## WHAT THIS TASK INVOLVES
Looking at the records below, state how many lines include the string "rest" and add nothing further.
INPUT DATA START
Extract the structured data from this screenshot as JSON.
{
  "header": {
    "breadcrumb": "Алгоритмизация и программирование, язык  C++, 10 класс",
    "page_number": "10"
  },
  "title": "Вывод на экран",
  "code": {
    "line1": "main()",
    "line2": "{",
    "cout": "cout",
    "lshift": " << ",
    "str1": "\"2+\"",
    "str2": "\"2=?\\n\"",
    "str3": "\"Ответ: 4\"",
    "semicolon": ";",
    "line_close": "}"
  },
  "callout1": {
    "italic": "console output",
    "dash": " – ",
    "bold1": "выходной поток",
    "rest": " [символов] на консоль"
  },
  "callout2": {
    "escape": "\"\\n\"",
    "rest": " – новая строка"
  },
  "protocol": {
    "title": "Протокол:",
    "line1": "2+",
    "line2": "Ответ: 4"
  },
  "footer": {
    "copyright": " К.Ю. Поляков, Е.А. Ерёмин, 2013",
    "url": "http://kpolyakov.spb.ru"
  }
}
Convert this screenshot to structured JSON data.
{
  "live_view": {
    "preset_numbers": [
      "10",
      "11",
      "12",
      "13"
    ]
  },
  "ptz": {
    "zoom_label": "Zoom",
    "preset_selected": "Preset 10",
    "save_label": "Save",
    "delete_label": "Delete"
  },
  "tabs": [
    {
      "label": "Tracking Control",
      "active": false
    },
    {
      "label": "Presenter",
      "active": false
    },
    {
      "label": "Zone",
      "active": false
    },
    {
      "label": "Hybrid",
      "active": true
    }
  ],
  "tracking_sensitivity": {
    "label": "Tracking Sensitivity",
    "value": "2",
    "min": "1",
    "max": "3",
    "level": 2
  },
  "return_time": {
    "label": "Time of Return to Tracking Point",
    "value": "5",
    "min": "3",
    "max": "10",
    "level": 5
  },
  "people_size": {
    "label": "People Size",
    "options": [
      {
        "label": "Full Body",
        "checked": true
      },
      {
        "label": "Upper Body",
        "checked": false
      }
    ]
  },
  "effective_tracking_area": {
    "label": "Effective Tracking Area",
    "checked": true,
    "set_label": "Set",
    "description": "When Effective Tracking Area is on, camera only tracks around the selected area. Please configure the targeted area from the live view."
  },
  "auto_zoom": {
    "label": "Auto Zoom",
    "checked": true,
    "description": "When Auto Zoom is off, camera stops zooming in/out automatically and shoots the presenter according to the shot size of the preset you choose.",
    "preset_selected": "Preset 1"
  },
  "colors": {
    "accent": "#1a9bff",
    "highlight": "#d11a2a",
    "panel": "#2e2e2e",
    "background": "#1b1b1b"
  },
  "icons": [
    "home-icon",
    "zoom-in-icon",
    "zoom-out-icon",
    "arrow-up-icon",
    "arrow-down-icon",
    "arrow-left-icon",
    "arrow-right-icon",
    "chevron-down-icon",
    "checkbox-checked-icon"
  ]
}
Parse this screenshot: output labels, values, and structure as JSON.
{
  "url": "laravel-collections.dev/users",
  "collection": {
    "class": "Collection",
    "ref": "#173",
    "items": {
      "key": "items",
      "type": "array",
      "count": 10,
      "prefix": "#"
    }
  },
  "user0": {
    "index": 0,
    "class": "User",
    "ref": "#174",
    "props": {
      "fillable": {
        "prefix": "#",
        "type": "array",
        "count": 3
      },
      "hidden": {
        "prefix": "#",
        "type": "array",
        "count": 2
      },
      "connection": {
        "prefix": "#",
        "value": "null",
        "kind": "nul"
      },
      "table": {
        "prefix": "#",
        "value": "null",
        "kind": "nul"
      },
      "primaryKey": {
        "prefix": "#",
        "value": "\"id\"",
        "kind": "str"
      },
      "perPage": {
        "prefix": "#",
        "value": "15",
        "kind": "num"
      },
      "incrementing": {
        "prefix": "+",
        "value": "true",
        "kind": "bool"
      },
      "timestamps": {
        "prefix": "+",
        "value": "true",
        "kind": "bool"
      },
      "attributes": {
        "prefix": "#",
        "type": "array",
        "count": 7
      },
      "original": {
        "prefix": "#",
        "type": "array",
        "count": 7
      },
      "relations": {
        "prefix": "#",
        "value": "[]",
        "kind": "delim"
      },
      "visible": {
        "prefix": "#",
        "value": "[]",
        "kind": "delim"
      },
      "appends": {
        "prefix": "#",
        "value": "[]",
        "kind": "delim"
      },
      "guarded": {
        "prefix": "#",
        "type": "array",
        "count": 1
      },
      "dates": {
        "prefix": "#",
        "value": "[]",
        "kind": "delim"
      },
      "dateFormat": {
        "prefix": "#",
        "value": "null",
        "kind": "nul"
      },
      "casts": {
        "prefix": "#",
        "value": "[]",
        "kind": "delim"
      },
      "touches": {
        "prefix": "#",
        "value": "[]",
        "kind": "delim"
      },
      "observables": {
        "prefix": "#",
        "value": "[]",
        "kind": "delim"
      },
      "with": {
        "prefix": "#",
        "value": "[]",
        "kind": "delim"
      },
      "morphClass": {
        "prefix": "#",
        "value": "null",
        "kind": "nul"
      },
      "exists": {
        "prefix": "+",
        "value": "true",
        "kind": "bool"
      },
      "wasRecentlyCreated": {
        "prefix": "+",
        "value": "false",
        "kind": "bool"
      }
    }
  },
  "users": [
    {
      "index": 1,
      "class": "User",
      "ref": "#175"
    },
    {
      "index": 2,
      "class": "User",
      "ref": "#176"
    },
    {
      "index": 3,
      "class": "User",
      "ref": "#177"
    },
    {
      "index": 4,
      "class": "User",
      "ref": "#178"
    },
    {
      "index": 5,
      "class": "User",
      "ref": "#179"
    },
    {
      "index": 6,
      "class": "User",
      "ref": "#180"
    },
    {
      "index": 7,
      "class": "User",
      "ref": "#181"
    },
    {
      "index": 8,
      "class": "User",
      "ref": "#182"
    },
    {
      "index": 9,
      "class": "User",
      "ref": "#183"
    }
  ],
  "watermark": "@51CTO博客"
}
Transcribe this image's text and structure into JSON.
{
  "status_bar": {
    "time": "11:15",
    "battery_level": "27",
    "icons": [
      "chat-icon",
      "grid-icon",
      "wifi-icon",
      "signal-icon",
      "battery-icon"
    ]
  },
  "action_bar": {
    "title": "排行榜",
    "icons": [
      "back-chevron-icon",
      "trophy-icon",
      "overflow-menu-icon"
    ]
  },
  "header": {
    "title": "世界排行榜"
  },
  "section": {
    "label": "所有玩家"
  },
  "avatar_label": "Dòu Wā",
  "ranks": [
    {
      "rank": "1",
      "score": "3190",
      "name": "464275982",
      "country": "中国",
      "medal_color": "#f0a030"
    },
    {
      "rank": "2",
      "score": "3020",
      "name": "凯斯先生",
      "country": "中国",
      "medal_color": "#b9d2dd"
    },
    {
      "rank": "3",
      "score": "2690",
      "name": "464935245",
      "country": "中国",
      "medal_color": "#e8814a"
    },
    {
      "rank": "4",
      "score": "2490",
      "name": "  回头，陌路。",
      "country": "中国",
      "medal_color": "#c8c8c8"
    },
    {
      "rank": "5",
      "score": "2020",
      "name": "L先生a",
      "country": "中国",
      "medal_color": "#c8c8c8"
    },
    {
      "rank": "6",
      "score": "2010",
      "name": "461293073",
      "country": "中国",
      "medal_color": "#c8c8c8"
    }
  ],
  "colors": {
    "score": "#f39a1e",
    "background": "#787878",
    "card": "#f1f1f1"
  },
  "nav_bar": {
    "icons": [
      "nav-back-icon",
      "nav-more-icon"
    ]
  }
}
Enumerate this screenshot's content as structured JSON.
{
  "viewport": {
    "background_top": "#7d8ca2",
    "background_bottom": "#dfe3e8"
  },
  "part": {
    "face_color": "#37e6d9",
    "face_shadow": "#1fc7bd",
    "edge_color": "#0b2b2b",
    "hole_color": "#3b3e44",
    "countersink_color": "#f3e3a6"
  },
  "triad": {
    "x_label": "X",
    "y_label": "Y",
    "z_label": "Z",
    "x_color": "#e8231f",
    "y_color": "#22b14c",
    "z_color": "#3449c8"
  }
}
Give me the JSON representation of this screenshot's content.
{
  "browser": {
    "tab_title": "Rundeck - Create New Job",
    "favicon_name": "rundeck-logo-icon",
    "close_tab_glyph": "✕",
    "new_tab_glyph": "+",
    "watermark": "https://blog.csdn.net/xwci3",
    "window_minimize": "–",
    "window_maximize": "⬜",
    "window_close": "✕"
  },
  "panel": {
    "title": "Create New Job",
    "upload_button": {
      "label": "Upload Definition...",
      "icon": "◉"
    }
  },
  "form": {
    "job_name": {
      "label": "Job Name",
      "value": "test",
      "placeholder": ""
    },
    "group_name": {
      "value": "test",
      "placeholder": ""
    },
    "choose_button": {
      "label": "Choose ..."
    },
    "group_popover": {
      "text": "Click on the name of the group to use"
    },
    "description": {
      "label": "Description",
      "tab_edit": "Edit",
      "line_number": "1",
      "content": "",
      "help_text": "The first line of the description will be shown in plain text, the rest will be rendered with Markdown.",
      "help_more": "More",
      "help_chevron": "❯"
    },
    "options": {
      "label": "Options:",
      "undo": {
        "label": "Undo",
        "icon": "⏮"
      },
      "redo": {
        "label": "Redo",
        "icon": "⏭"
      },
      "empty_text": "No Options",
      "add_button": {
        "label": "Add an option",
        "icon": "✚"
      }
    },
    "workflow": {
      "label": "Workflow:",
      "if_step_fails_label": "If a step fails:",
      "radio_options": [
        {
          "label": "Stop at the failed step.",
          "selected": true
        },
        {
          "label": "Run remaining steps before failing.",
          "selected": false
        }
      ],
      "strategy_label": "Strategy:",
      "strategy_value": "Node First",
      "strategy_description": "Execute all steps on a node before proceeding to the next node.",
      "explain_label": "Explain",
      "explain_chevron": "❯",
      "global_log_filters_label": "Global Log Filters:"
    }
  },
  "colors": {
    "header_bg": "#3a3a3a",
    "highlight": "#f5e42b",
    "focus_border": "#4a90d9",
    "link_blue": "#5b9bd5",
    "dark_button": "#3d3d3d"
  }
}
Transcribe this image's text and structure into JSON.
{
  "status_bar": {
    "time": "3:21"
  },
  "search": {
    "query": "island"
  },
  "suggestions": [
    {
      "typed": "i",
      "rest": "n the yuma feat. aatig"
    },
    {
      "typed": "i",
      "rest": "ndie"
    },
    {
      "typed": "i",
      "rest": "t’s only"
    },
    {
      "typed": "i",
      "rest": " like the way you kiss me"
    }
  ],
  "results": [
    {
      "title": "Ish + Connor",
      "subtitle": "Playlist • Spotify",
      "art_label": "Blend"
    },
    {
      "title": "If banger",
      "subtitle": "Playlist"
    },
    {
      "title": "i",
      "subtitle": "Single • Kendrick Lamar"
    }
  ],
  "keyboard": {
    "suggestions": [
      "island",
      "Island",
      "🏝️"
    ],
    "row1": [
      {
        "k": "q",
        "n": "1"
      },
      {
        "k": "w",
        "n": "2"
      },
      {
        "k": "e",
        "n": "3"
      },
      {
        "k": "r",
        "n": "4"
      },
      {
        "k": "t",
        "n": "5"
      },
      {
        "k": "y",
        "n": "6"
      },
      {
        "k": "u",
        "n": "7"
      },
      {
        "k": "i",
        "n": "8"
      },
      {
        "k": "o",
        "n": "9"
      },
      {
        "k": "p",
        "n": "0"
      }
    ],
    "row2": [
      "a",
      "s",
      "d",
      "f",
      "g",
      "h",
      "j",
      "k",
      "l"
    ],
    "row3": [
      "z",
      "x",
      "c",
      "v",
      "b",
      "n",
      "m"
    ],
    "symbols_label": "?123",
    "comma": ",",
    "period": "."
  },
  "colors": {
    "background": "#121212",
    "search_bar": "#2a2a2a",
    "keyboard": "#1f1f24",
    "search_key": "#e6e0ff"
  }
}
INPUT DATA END
## TASK OUTPUT
7